-- DATA follows --

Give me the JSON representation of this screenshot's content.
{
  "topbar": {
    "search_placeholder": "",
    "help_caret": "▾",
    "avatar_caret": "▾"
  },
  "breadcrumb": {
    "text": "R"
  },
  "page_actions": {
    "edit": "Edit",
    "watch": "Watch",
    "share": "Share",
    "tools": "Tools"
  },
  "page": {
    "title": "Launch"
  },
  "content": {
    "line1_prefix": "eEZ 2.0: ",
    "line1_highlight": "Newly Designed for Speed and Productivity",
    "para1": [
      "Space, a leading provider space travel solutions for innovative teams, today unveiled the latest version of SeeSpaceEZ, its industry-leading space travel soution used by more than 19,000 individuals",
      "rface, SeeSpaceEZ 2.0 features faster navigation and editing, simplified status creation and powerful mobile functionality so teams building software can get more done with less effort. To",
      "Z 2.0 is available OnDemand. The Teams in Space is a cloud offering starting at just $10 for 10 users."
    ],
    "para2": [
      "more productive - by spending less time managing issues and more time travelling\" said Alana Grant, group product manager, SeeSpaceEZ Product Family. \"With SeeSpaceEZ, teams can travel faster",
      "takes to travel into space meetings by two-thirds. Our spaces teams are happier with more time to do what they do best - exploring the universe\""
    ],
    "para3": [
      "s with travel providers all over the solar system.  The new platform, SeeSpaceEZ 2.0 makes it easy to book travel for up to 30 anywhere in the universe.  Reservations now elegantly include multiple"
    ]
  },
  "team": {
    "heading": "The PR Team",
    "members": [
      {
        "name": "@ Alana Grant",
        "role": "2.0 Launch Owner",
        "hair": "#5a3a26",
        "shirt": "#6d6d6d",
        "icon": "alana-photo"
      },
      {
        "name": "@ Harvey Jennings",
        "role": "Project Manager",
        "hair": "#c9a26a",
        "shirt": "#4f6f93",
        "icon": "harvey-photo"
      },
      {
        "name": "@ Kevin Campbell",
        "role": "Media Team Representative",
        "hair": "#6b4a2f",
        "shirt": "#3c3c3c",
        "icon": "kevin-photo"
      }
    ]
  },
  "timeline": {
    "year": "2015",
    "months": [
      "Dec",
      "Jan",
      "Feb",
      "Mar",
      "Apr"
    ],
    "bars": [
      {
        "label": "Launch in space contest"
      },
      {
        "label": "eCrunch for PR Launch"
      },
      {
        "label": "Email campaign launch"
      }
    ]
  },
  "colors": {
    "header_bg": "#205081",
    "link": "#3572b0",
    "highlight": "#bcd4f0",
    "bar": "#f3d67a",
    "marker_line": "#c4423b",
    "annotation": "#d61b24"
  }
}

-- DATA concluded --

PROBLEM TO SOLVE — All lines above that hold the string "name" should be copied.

FINISHED EXERCISE —
        "name": "@ Alana Grant",
        "name": "@ Harvey Jennings",
        "name": "@ Kevin Campbell",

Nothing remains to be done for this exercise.